- [AIM OF THE TASK]: Pull every line containing "text" from the listing.

- [DATA IN THIS EXERCISE]:
[Start of Attachment]
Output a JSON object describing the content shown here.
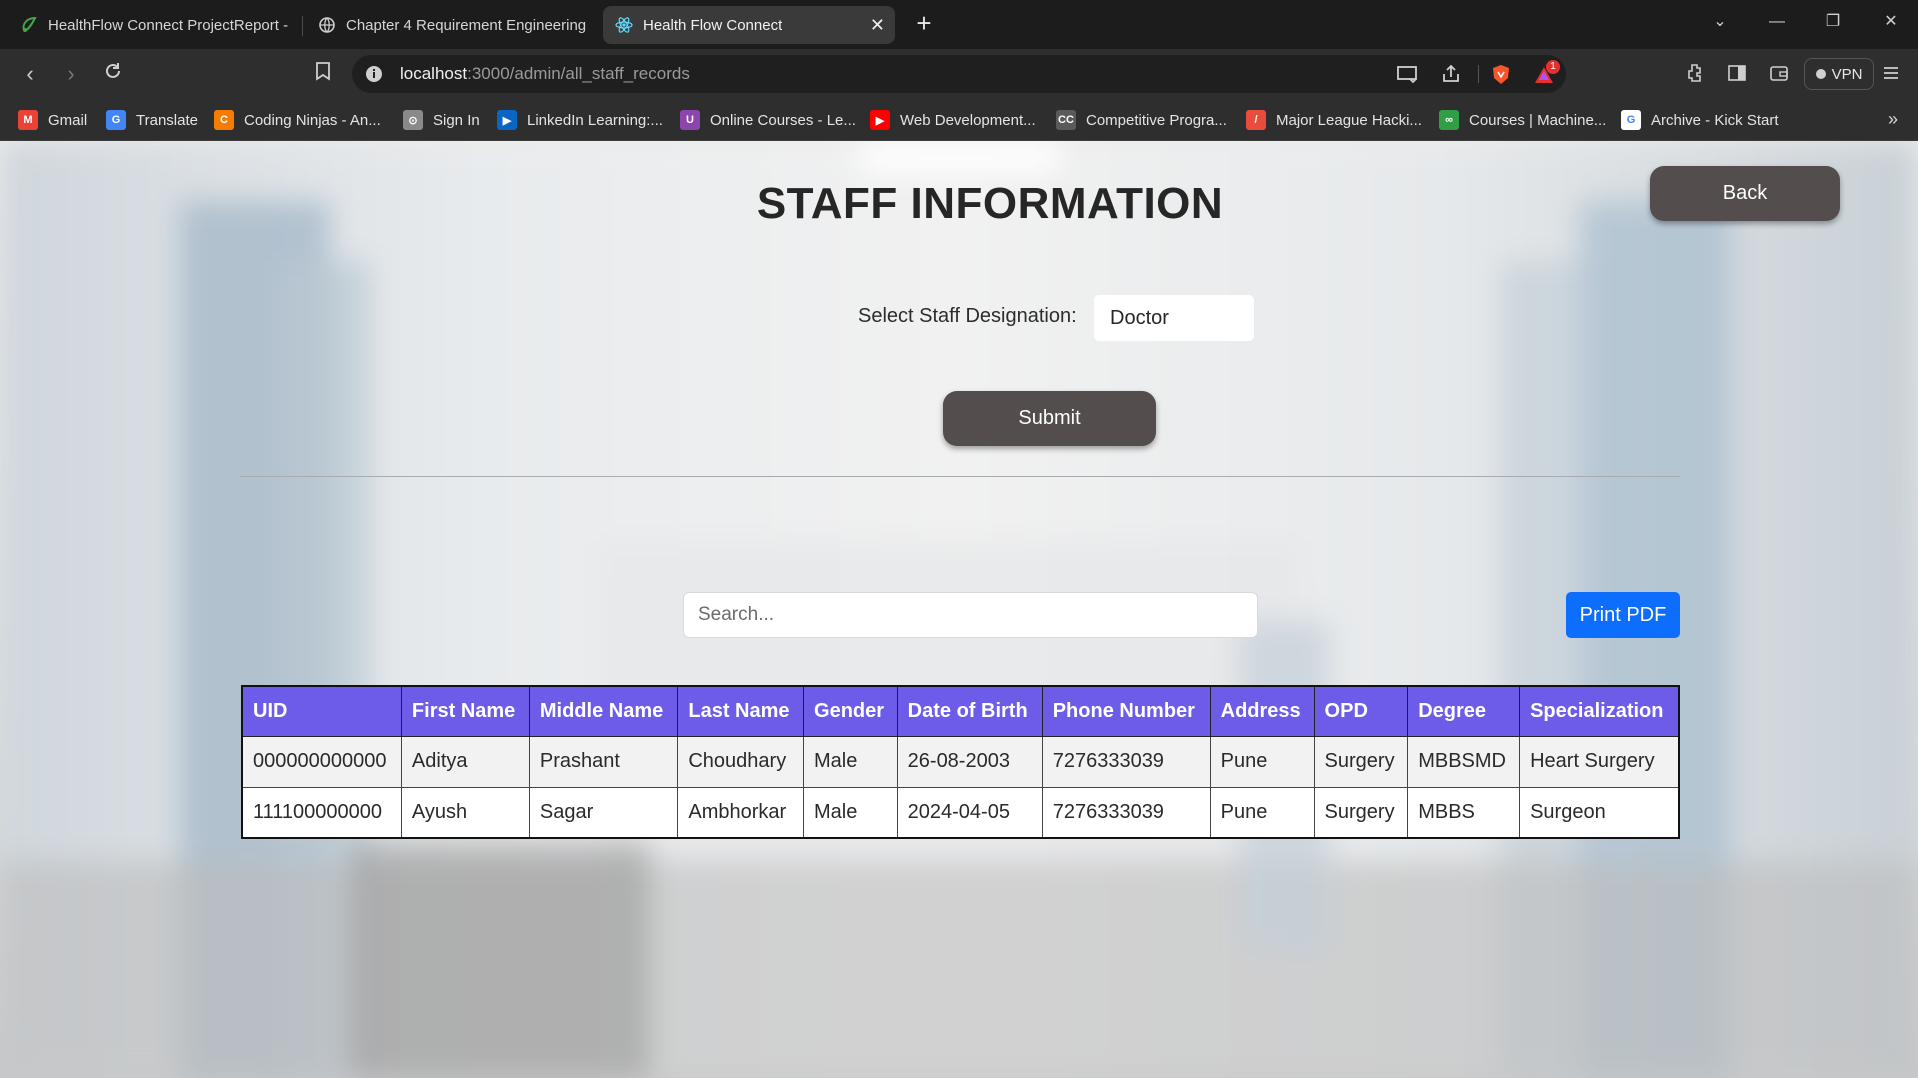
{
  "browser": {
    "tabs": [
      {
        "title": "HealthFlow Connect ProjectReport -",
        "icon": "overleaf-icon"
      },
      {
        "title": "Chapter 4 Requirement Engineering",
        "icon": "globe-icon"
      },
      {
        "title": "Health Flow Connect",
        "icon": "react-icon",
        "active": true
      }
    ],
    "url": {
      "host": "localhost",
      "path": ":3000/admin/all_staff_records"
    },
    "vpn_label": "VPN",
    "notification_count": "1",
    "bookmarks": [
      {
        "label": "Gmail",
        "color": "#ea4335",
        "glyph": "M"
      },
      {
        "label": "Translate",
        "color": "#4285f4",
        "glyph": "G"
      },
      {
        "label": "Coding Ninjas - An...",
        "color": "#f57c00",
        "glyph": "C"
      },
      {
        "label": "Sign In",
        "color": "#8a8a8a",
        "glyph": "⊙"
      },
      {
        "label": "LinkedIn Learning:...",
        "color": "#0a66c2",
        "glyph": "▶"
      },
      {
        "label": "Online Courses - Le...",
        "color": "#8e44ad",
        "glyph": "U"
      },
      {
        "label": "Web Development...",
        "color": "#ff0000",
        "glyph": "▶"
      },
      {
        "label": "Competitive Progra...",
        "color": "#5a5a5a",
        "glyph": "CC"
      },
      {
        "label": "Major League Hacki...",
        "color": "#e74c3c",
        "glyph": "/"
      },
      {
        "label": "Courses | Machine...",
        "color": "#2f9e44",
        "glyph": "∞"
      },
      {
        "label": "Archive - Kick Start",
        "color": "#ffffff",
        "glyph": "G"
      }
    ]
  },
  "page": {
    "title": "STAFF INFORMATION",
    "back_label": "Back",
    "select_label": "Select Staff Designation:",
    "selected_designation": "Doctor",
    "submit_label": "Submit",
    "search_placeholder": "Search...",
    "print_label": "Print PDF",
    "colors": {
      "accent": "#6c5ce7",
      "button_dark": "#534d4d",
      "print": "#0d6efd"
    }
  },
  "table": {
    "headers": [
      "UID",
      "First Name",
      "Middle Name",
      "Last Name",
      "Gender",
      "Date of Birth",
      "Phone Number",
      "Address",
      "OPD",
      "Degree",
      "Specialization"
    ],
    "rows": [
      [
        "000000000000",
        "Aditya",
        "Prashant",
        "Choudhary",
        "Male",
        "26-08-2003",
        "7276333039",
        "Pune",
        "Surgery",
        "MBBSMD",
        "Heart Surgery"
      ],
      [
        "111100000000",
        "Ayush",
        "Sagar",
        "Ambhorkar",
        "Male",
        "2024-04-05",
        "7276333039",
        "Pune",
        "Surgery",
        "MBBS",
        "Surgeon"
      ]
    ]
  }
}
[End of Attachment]
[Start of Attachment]
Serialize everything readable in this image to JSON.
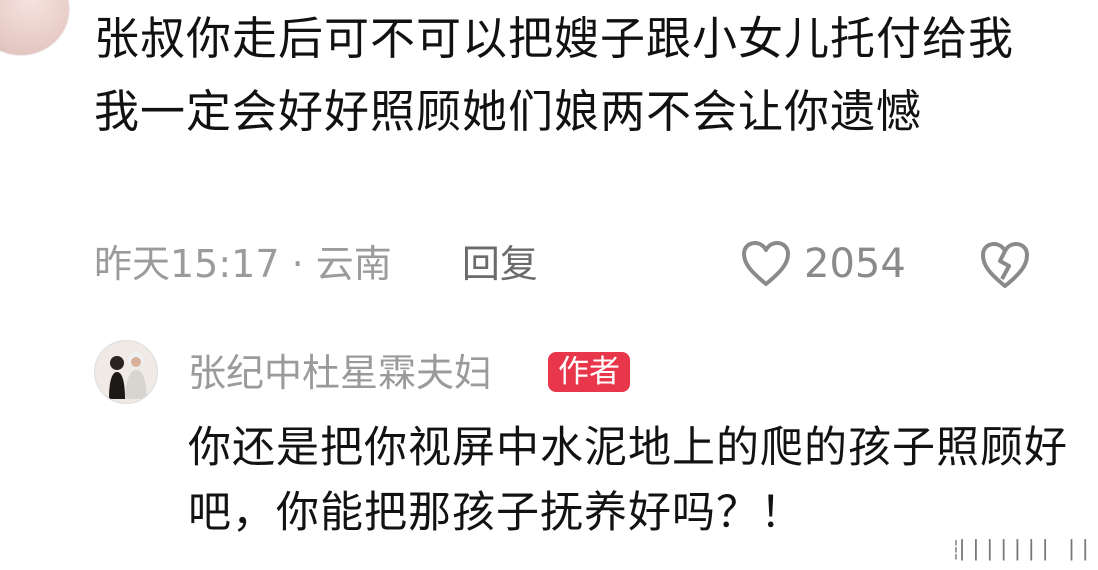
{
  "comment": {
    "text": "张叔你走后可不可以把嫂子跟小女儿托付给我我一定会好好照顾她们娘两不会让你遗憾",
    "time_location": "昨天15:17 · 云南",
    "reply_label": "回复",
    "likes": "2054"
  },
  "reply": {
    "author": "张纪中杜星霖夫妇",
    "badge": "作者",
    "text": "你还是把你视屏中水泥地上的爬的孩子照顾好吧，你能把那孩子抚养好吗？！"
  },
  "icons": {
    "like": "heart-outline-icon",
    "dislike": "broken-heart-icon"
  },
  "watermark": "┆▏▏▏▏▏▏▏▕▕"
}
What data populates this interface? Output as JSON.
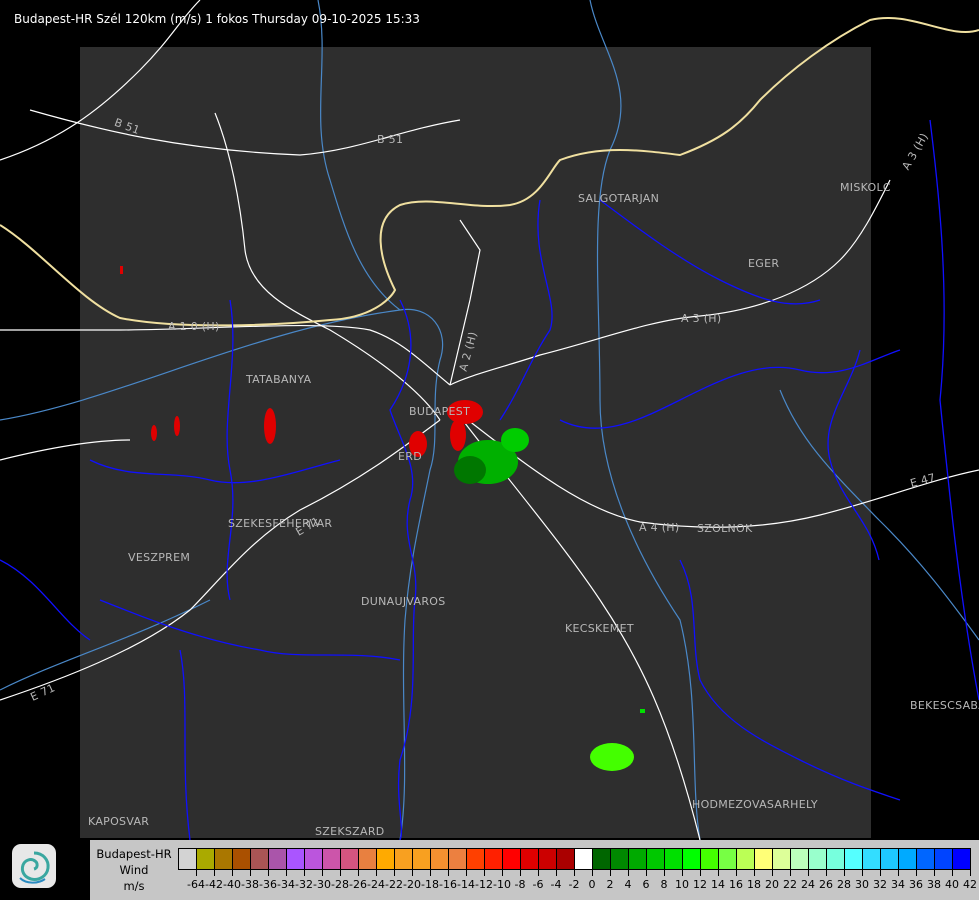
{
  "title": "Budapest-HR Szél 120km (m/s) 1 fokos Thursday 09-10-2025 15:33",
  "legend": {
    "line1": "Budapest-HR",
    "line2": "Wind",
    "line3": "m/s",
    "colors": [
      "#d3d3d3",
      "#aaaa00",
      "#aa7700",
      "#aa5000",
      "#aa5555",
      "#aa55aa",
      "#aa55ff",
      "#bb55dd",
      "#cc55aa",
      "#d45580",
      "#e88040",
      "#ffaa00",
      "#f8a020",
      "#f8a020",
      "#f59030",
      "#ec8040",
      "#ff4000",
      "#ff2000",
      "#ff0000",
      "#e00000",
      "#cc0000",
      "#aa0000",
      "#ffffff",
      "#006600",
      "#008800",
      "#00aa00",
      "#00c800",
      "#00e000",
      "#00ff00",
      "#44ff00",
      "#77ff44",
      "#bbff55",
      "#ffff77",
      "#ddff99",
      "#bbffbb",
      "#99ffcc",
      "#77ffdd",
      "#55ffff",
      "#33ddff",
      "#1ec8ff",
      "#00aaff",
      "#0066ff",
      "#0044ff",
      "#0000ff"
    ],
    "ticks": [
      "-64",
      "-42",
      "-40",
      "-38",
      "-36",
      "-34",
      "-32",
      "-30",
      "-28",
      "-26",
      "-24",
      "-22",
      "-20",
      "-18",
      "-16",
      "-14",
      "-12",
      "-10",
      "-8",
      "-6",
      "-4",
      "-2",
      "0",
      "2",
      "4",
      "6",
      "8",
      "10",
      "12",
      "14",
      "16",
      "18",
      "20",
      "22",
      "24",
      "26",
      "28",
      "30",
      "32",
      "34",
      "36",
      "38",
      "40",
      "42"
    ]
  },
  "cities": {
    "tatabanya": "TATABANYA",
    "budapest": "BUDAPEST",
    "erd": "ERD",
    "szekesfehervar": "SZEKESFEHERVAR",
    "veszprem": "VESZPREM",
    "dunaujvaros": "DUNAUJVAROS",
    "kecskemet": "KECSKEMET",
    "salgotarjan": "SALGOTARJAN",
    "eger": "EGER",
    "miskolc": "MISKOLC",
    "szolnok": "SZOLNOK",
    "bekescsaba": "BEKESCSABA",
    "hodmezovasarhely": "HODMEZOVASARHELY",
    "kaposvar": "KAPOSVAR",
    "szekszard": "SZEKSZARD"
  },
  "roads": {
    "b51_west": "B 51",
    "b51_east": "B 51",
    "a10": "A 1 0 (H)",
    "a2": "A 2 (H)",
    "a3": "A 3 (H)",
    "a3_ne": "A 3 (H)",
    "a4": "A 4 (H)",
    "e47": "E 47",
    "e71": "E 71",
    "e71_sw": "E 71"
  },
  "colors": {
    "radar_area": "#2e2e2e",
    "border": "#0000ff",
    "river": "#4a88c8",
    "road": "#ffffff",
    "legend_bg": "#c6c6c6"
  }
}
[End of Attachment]
- [ANSWER TO THE PROBLEM]:
    "text": "张叔你走后可不可以把嫂子跟小女儿托付给我我一定会好好照顾她们娘两不会让你遗憾",
    "text": "你还是把你视屏中水泥地上的爬的孩子照顾好吧，你能把那孩子抚养好吗？！"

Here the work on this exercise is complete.